Champ is a lake monster which reportedly dwells in Lake Champlain, which lies partially on the US-Canada border, entering Quebec, Vermont and


New York. There is no scientific evidence proving Champ's existence, but there have been over 300 reported sightings.

There are a variety of descriptions of the creature: A plesiosaur (A theory often associated with creatures like Nessie and Ogopogo), a Tanystropheus, and more recently, a whale.

History of The Legend[]

Many hundred years ago, two tribes lived on the banks of Lake Champlain. Both tribes had legends about a creature living in the lake. The first reported sighting came in 1883 where Nathan Mooney, Town Sheriff, claimed to have seen 'A gigantic water serpent about 50 yards ahead', from where he was on the shoreline. He claimed to be so close he could see 'Round white spots inside it's mouth', presumably teeth, and that 'The creature appeared to be 25 to 30 feet long'. After he revealed this, many also said that they had seen the creature. This came 50 years before the Loch ness controversy.

Evidence For Champ[]

  • In the 1970's, a woman named Sandra Mansi took a photograph of what appeared to be a large, brown-colored animal swimming in the water.
  • In 2002, a group of investigators put highly sensitive underwater hydrophones deep under the surface of Lake Champlain. The results shocked them. They recorded what appeared to be echolocation. The clicks were heavily similar to that of an Orca or a Beluga, but of a completely unknown animal.
  • Skeletons of toothed whales are often found around the brink of Lake Champlain, but the question is: What were they doing there?
  • In 2007, a man shot a video of something crawling under the water in a shallow area of Lake Champlain.
  • Like Loch Ness, Lake Champlain is over 400 feet (120 m) deep, and both lakes were formed from retreating glaciers following the end of the Ice Age about 10,000 years ago. Believers also claim both lakes support fish populations large enough to feed a sea or lake monster. This legend would require either a single 10,000 year old animal, or a sizable breeding population.

Evidence against Champ[]

  • According to a 1970's magazine article, Samuel De Champlain, the person that Lake Champlain is named after, described "A 20-foot serpent, as thick as a barrel, with a head like a horse."

In reality, such a sighting was never published. Champlain's real description was more similar to the Long-Nosed Gar, a type of fish living in the lake.

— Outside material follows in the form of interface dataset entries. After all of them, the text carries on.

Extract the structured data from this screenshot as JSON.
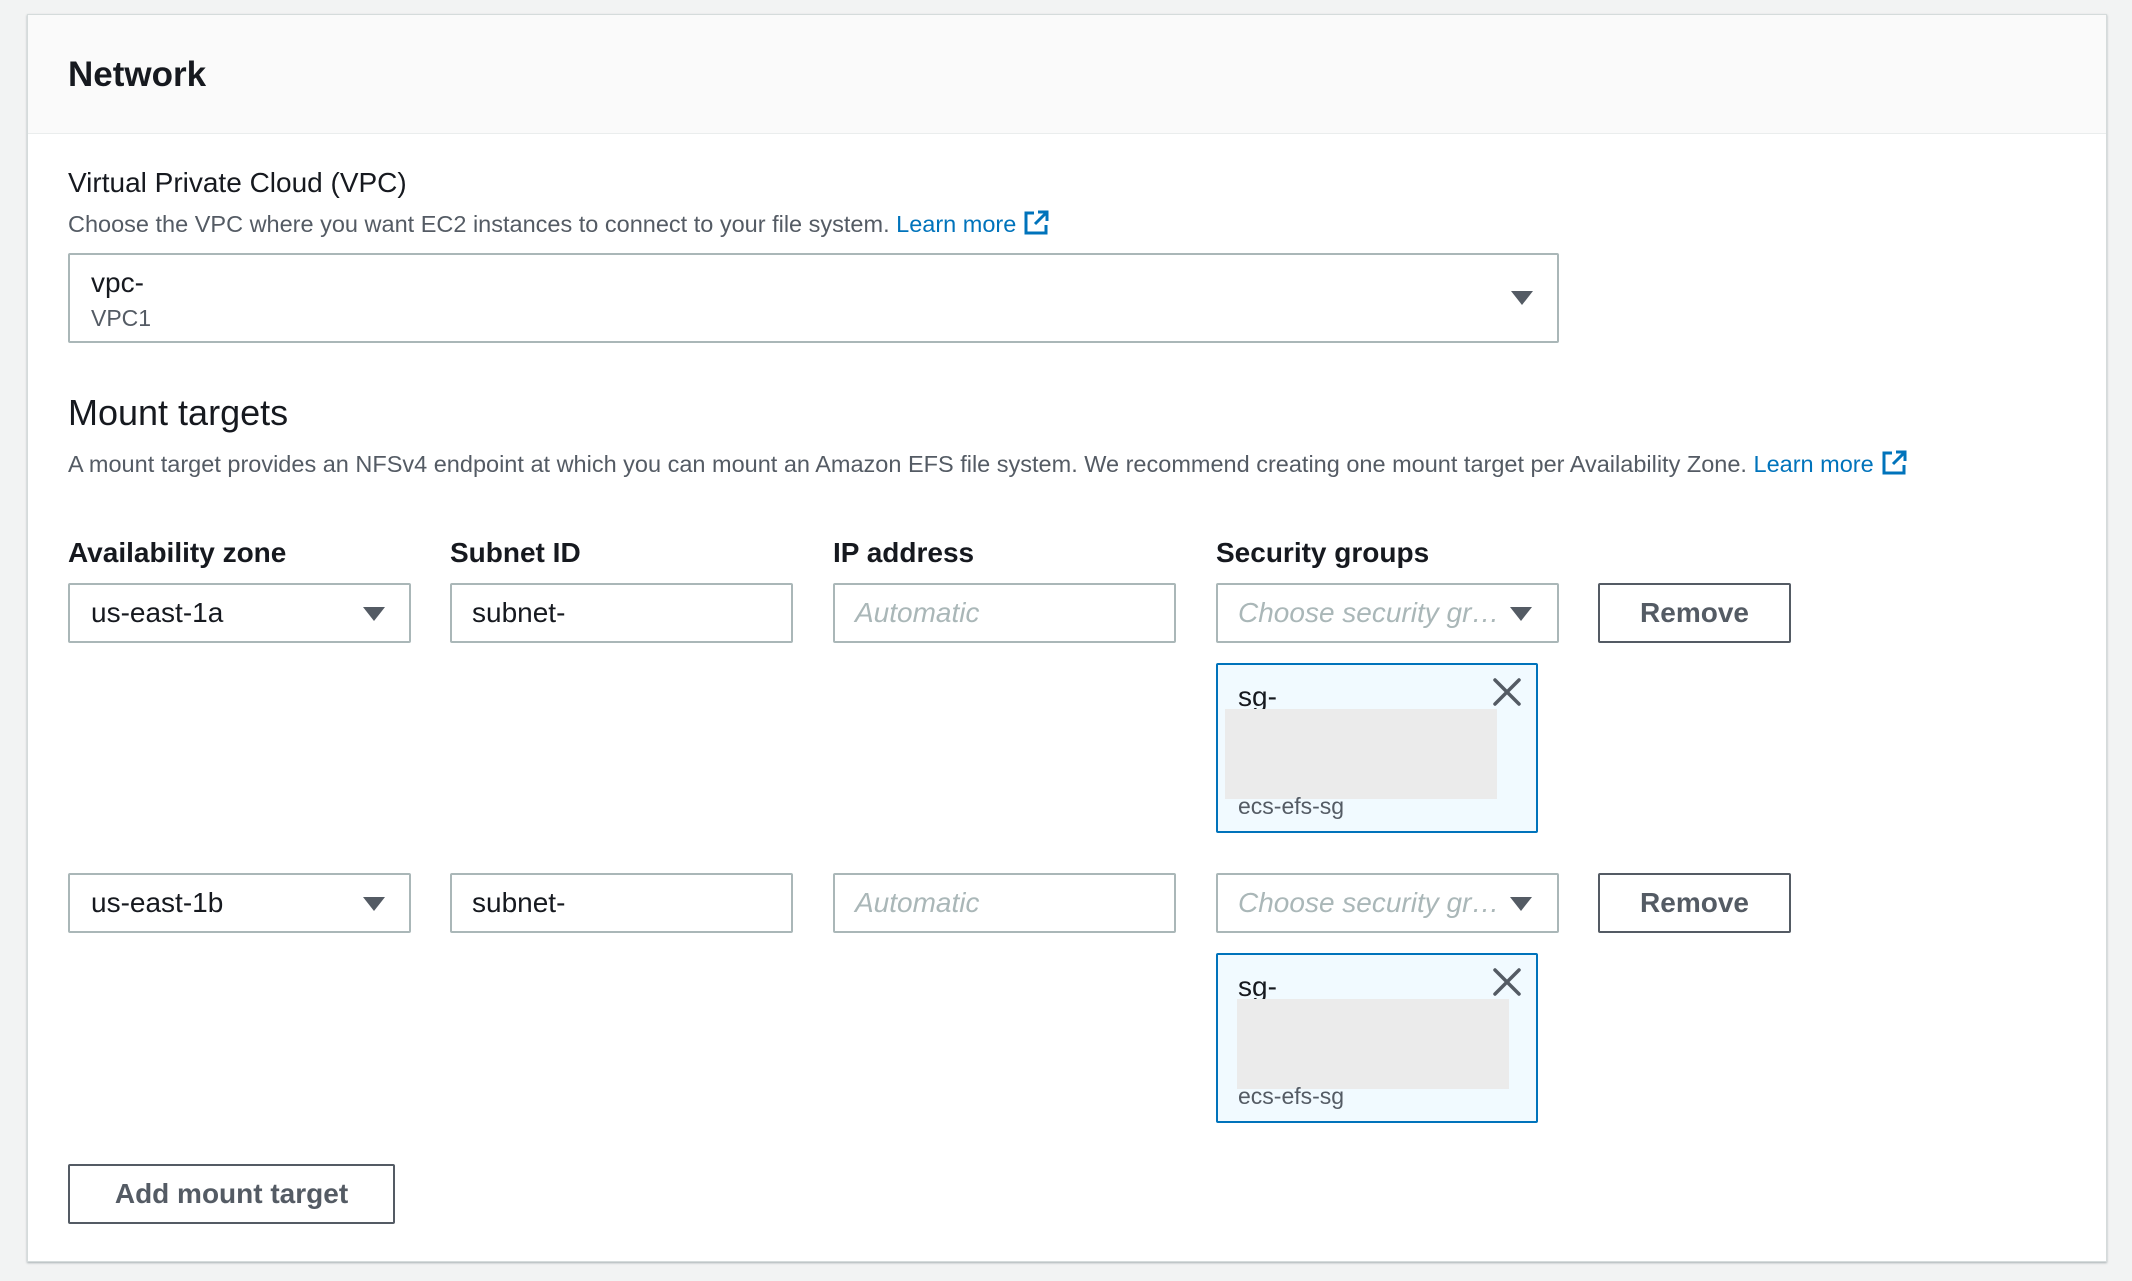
{
  "panel": {
    "title": "Network"
  },
  "vpc": {
    "label": "Virtual Private Cloud (VPC)",
    "description": "Choose the VPC where you want EC2 instances to connect to your file system.",
    "learn_more": "Learn more",
    "selected_id": "vpc-",
    "selected_name": "VPC1"
  },
  "mount_targets": {
    "heading": "Mount targets",
    "description": "A mount target provides an NFSv4 endpoint at which you can mount an Amazon EFS file system. We recommend creating one mount target per Availability Zone.",
    "learn_more": "Learn more",
    "columns": {
      "availability_zone": "Availability zone",
      "subnet_id": "Subnet ID",
      "ip_address": "IP address",
      "security_groups": "Security groups"
    },
    "rows": [
      {
        "availability_zone": "us-east-1a",
        "subnet_id": "subnet-",
        "ip_placeholder": "Automatic",
        "sg_placeholder": "Choose security gr…",
        "selected_sg": {
          "id": "sg-",
          "name": "ecs-efs-sg"
        },
        "remove_label": "Remove"
      },
      {
        "availability_zone": "us-east-1b",
        "subnet_id": "subnet-",
        "ip_placeholder": "Automatic",
        "sg_placeholder": "Choose security gr…",
        "selected_sg": {
          "id": "sg-",
          "name": "ecs-efs-sg"
        },
        "remove_label": "Remove"
      }
    ],
    "add_button": "Add mount target"
  },
  "colors": {
    "link": "#0073bb",
    "border": "#aab7b8",
    "token_bg": "#f1faff",
    "token_border": "#0073bb",
    "text": "#16191f",
    "secondary_text": "#545b64"
  },
  "icons": {
    "external_link": "external-link-icon",
    "dropdown": "caret-down-icon",
    "dismiss": "close-icon"
  }
}
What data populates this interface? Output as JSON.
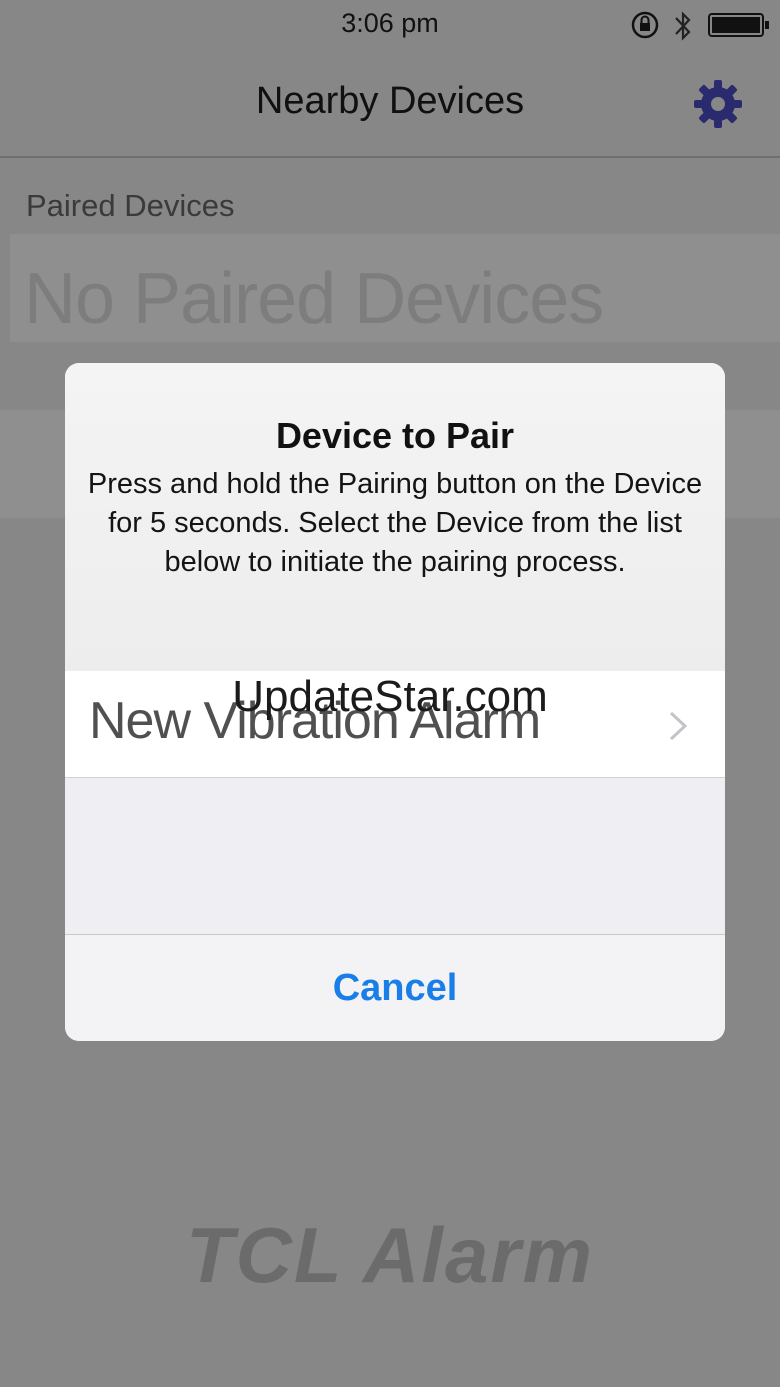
{
  "status_bar": {
    "time": "3:06 pm",
    "icons": [
      "orientation-lock-icon",
      "bluetooth-icon",
      "battery-icon"
    ]
  },
  "nav": {
    "title": "Nearby Devices",
    "settings_icon": "gear-icon",
    "accent_color": "#2a2a6e"
  },
  "paired_section": {
    "header": "Paired Devices",
    "empty_text": "No Paired Devices"
  },
  "dialog": {
    "title": "Device to Pair",
    "message": "Press and hold the Pairing button on the Device for 5 seconds. Select the Device from the list below to initiate the pairing process.",
    "devices": [
      {
        "name": "New Vibration Alarm",
        "icon": "chevron-right-icon"
      }
    ],
    "cancel_label": "Cancel",
    "cancel_color": "#1a7ee8"
  },
  "watermark": "UpdateStar.com",
  "logo_text": "TCL Alarm"
}
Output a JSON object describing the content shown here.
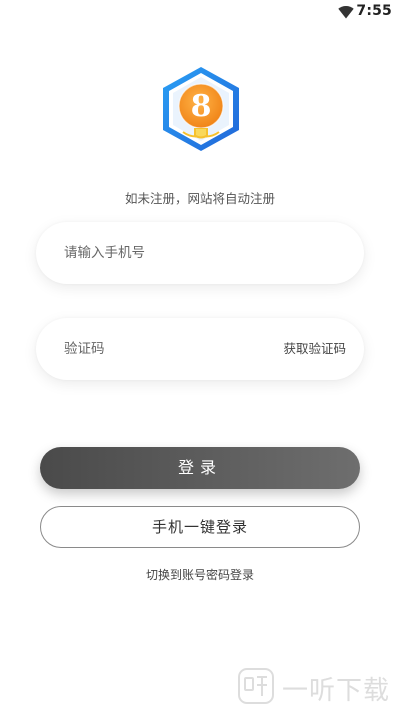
{
  "status_bar": {
    "time": "7:55",
    "wifi_icon": "wifi-icon"
  },
  "logo": {
    "text": "8",
    "colors": {
      "hex_outer": "#2f8ef0",
      "hex_inner": "#ffffff",
      "circle": "#f39a1b",
      "badge": "#f6c12d"
    }
  },
  "hint": "如未注册，网站将自动注册",
  "phone_input": {
    "value": "",
    "placeholder": "请输入手机号"
  },
  "code_input": {
    "value": "",
    "placeholder": "验证码",
    "get_code_label": "获取验证码"
  },
  "login_button_label": "登录",
  "one_click_login_label": "手机一键登录",
  "switch_login_label": "切换到账号密码登录",
  "watermark": {
    "text": "一听下载",
    "icon": "ting-logo-icon"
  }
}
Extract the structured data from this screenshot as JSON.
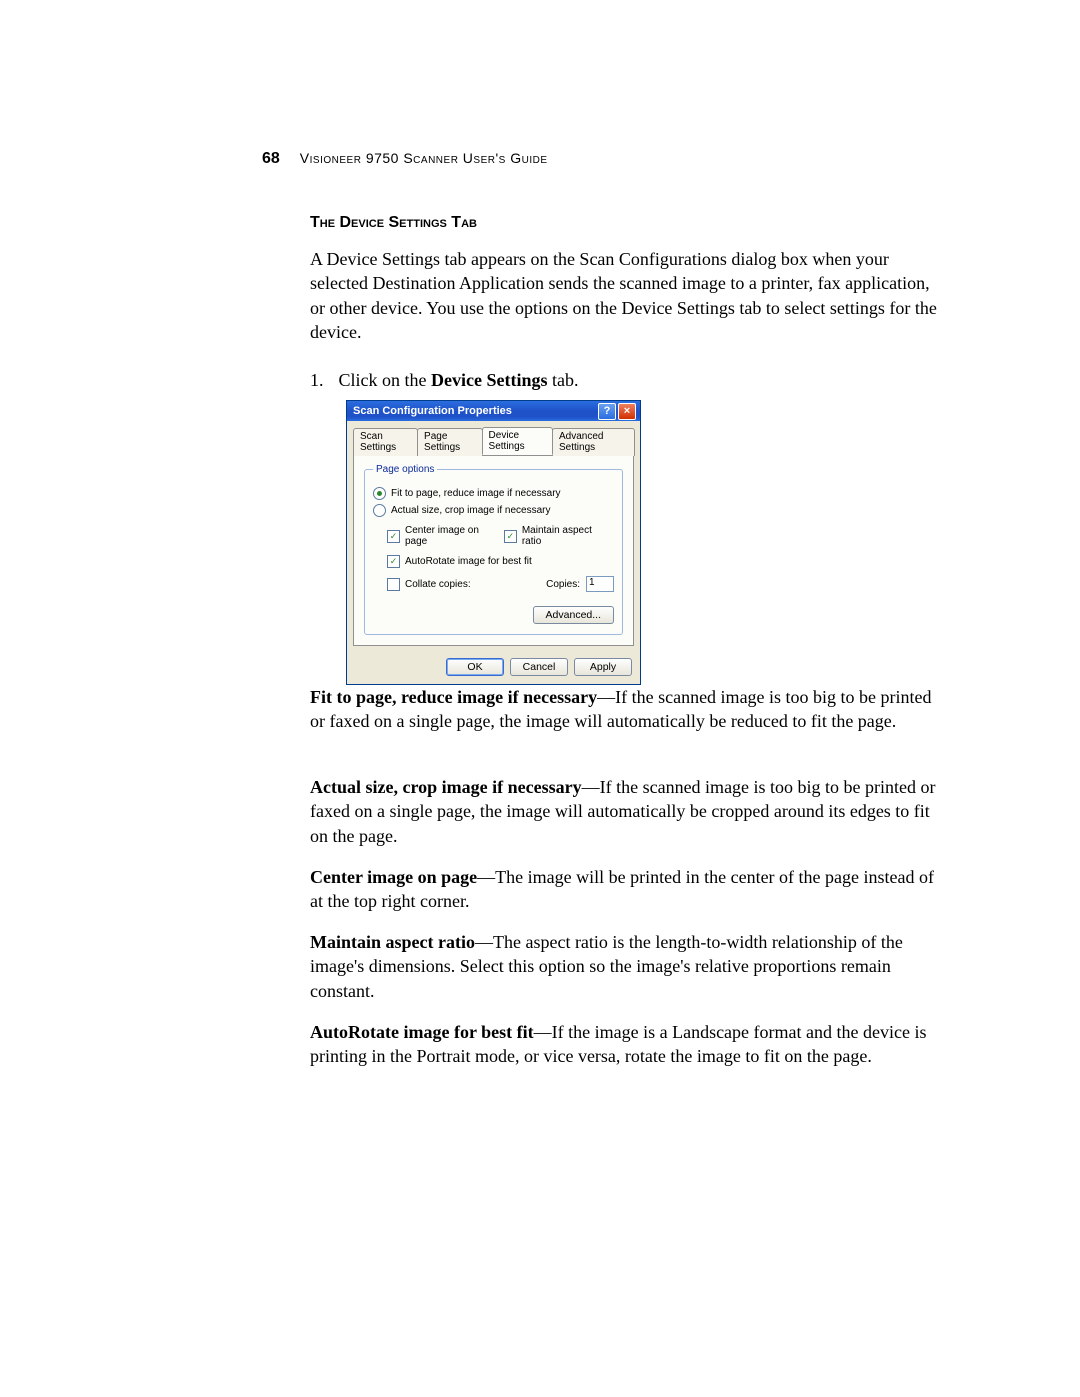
{
  "header": {
    "page_number": "68",
    "guide_title": "Visioneer 9750 Scanner User's Guide"
  },
  "section": {
    "heading": "The Device Settings Tab"
  },
  "intro_text": "A Device Settings tab appears on the Scan Configurations dialog box when your selected Destination Application sends the scanned image to a printer, fax application, or other device. You use the options on the Device Settings tab to select settings for the device.",
  "step": {
    "number": "1.",
    "prefix": "Click on the ",
    "bold": "Device Settings",
    "suffix": " tab."
  },
  "dialog": {
    "title": "Scan Configuration Properties",
    "help": "?",
    "close": "×",
    "tabs": {
      "scan": "Scan Settings",
      "page": "Page Settings",
      "device": "Device Settings",
      "advanced": "Advanced Settings"
    },
    "group_legend": "Page options",
    "radio_fit": "Fit to page, reduce image if necessary",
    "radio_actual": "Actual size, crop image if necessary",
    "check_center": "Center image on page",
    "check_maintain": "Maintain aspect ratio",
    "check_autorotate": "AutoRotate image for best fit",
    "check_collate": "Collate copies:",
    "copies_label": "Copies:",
    "copies_value": "1",
    "btn_advanced": "Advanced...",
    "btn_ok": "OK",
    "btn_cancel": "Cancel",
    "btn_apply": "Apply"
  },
  "descriptions": {
    "d1_bold": "Fit to page, reduce image if necessary",
    "d1_text": "—If the scanned image is too big to be printed or faxed on a single page, the image will automatically be reduced to fit the page.",
    "d2_bold": "Actual size, crop image if necessary",
    "d2_text": "—If the scanned image is too big to be printed or faxed on a single page, the image will automatically be cropped around its edges to fit on the page.",
    "d3_bold": "Center image on page",
    "d3_text": "—The image will be printed in the center of the page instead of at the top right corner.",
    "d4_bold": "Maintain aspect ratio",
    "d4_text": "—The aspect ratio is the length-to-width relationship of the image's dimensions. Select this option so the image's relative proportions remain constant.",
    "d5_bold": "AutoRotate image for best fit",
    "d5_text": "—If the image is a Landscape format and the device is printing in the Portrait mode, or vice versa, rotate the image to fit on the page."
  }
}
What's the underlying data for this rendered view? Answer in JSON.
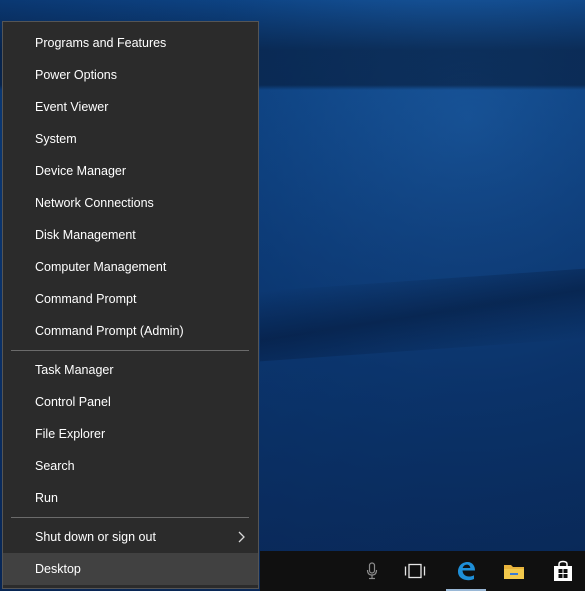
{
  "menu": {
    "items": [
      {
        "label": "Programs and Features"
      },
      {
        "label": "Power Options"
      },
      {
        "label": "Event Viewer"
      },
      {
        "label": "System"
      },
      {
        "label": "Device Manager"
      },
      {
        "label": "Network Connections"
      },
      {
        "label": "Disk Management"
      },
      {
        "label": "Computer Management"
      },
      {
        "label": "Command Prompt"
      },
      {
        "label": "Command Prompt (Admin)"
      },
      {
        "label": "Task Manager"
      },
      {
        "label": "Control Panel"
      },
      {
        "label": "File Explorer"
      },
      {
        "label": "Search"
      },
      {
        "label": "Run"
      },
      {
        "label": "Shut down or sign out"
      },
      {
        "label": "Desktop"
      }
    ],
    "hovered_item": "Desktop"
  },
  "taskbar": {
    "icons": [
      "microphone-icon",
      "task-view-icon",
      "edge-icon",
      "file-explorer-icon",
      "store-icon"
    ]
  },
  "colors": {
    "menu_bg": "#2b2b2b",
    "menu_hover": "#414141",
    "taskbar_bg": "#101010",
    "edge_blue": "#1e8fd8",
    "folder_yellow": "#f2c94c"
  }
}
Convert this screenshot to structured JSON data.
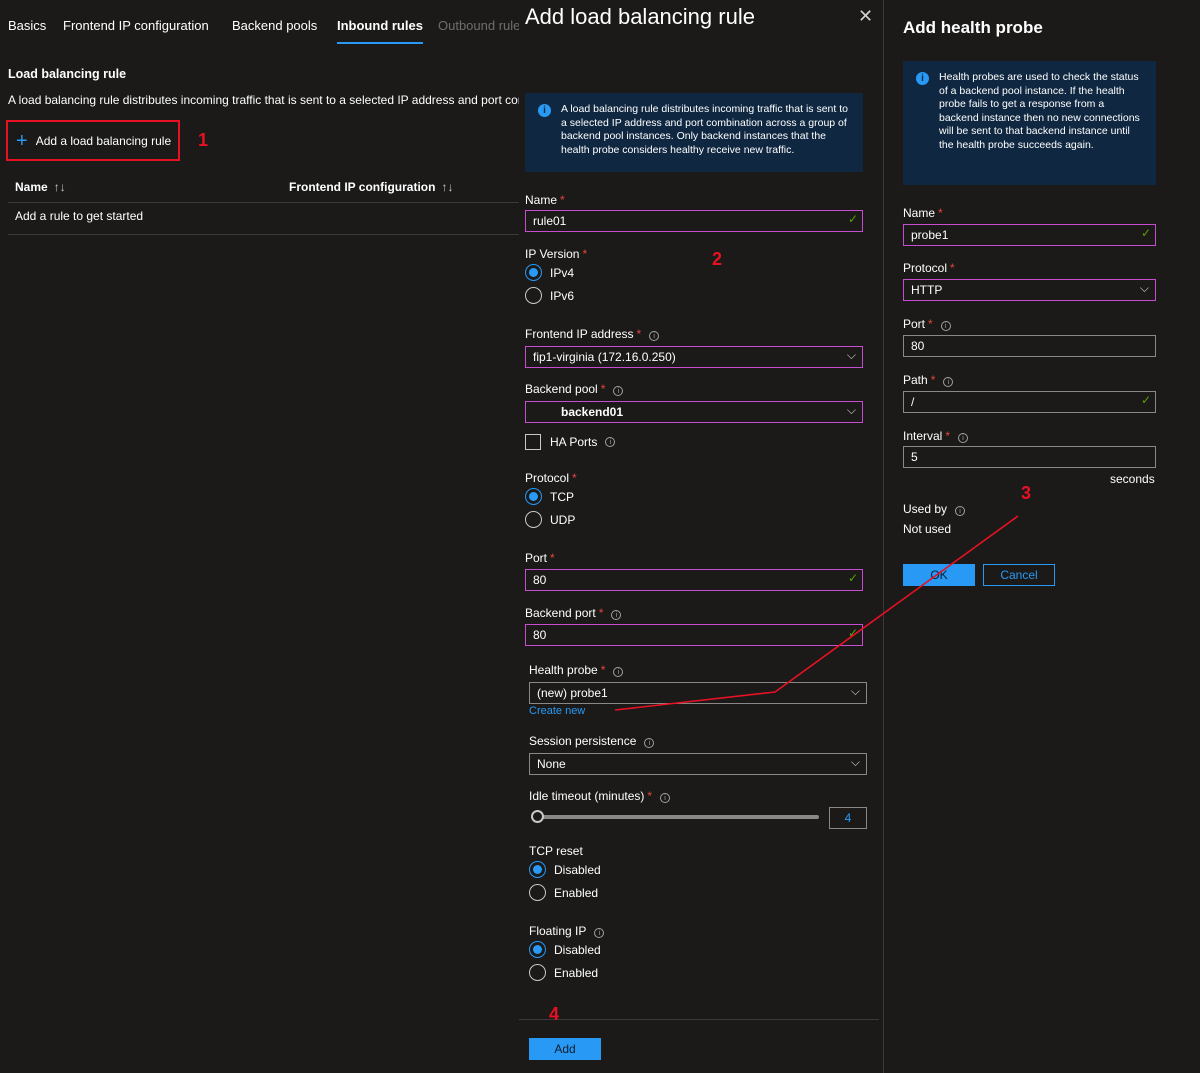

  • Some people do not find Sandra Mansi's photo authentic, or her account credible. She cannot locate the exact location where she saw a Champ, and she did not keep the negative of her photo. She only took one photo (She later explained that it was the last photo on her camera, however.)